Xbox One X questions answered: hard drive space, Kinect and controllers compatibility, and more

As the Xbox One X release gets closer we're learning more about the $499/£449 machine. The Xbox One X preorders rush suggests that price isn't putting people off the 4K console, but what about the rest? The ports, Kinect, pad and game compatibility, and more? 

I took a gander around the internet to compile a list of questions that people seem to be asking and this is what I found. 

What size hard drive does the Xbox One X have?

The Xbox One X come with a 1TB of hard drive, currently. While the 1T HDD sounds big, 4K games could fill that up quickly. Forza Motorsport 7 in 4K takes up 100GB, for example. Microsoft has some Intelligent delivery tech that will help cut down on file sizes but you might want to consider an external hard drive for your Xbox One X to be safe. 

Will controllers and other other accessories still work on Xbox One X? 

According to the official website, all accessories previously made for Xbox One (along with all future accessories to be made for Xbox One) will work. Xbox One controllers, headsets, even the Elite controller, will all work as if they can run on an Xbox One. The system itself will come with the same controller that comes with the S models, which means you'll be able to use it on your PC (if your computer has a Bluetooth adapter, that is). 

What ports are on the back of Xbox One X?

There's the back of an Xbox One X. From left to right you've got: 

1. Power
2. HDMI out
3. HDMI in
4. USB
5. USB
6. IR out
7. S/PDIF
8. Ethernet

If you're noticing something missing, you're right: there is no Kinect jack on the back of the console. Which leads to one important question...

Will Kinect work on Xbox One X?

Yes, it will, but you'll have to buy a Kinect adapter directly from Microsoft if you want to keep using it. It'll hook up your Kinect to one of the USB ports in the back.
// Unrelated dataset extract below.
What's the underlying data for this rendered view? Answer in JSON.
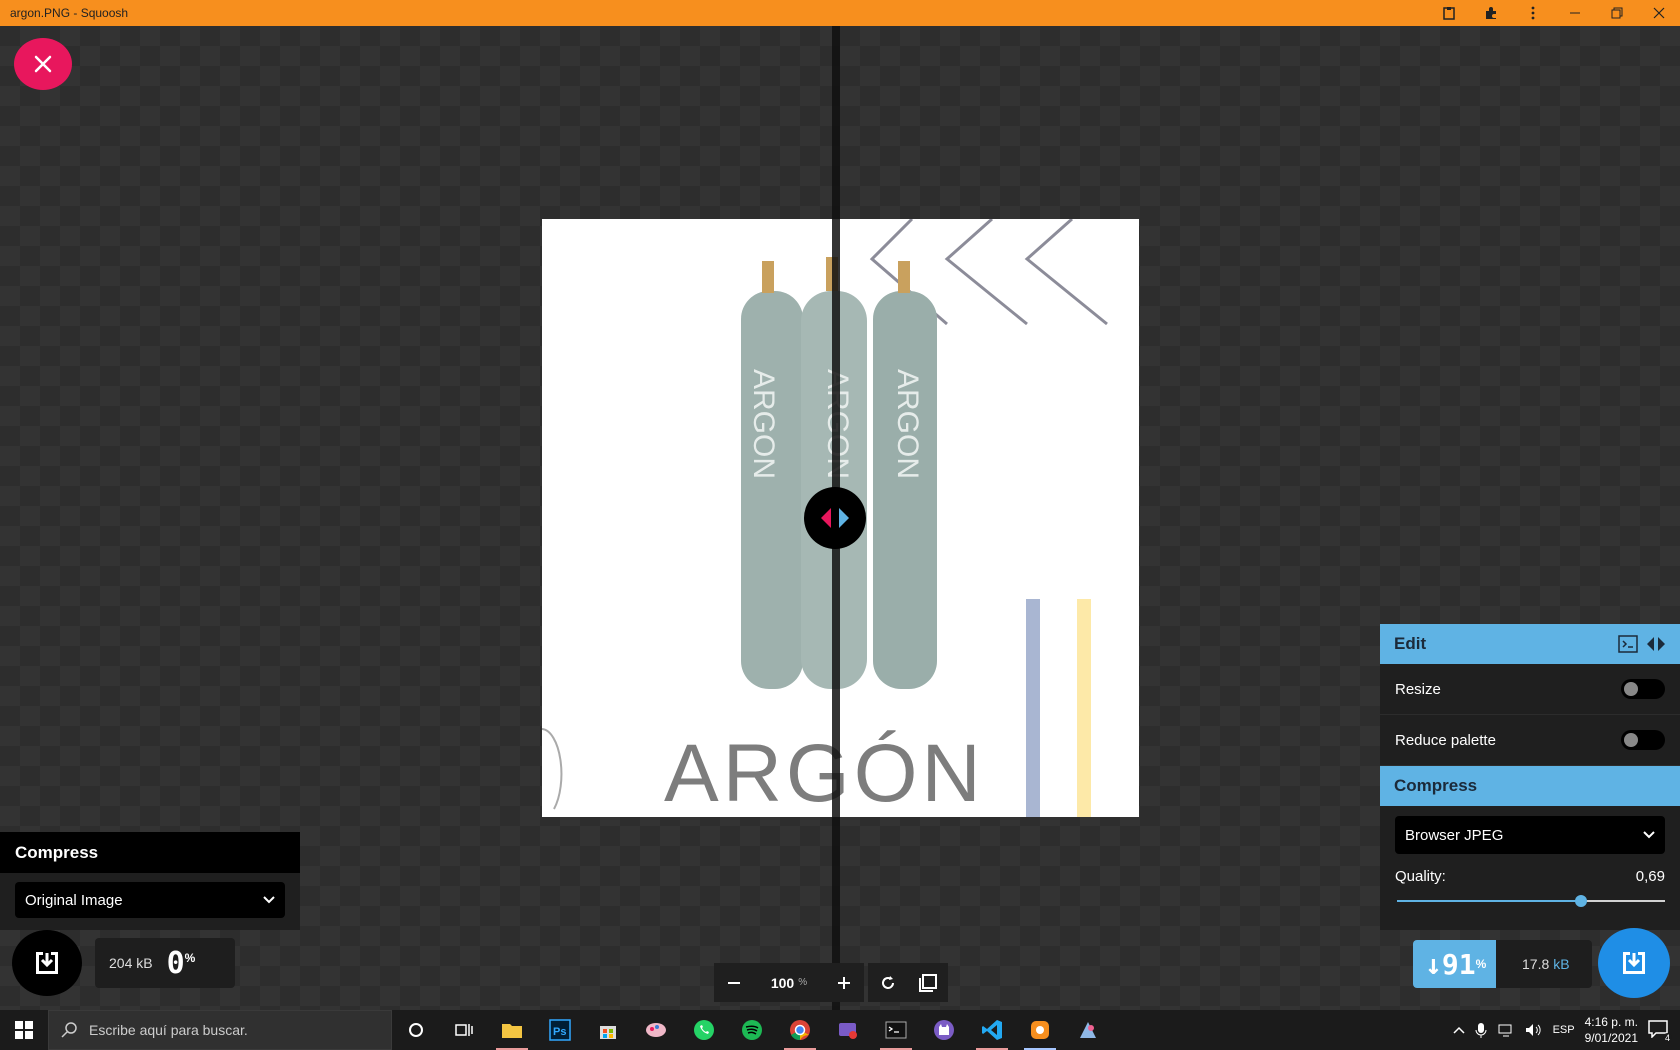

You can buy it directly from the Microsoft Store.

How does original Xbox backwards compatibility work?

Phil Spencer announced that original Xbox games are headed to Xbox One and Xbox One X consoles this September, with Crimson Skies leading the charge. But not a lot was said about how they would work. Albert Penello, lead marketing for Microsoft, let slip some additional details on how Xbox games will run on Xbox One platforms:

So it sounds very similar to the way the Xbox One already handles 360 games: whether you have a digital copy or the original disc, as long as it's whitelisted, you'll be able to play it. 

What does Xbox One X "console exclusive" mean?

This is a harder question to pin down, because a lot of the information about terms or length of exclusivity is kept secret. Rise of the Tomb Raider, for instance, was an Xbox One exclusive for a only a few months before the PC version launched - then the PS4 version was released the following holiday. 

Similarly, Playerunknown's Battlegrounds exclusivity was a question Microsoft danced around rather than answer outright. It's a timed exclusive, and Microsoft is trying to extend that time, but it won't be an exclusive forever. 

So if you see an Xbox One X game with the 'console exclusive' tag, you're probably not going to find it anywhere else for at least a handful of months. That's obviously not including a Windows 10 PC version - that's just how this Xbox Play Anywhere stuff works.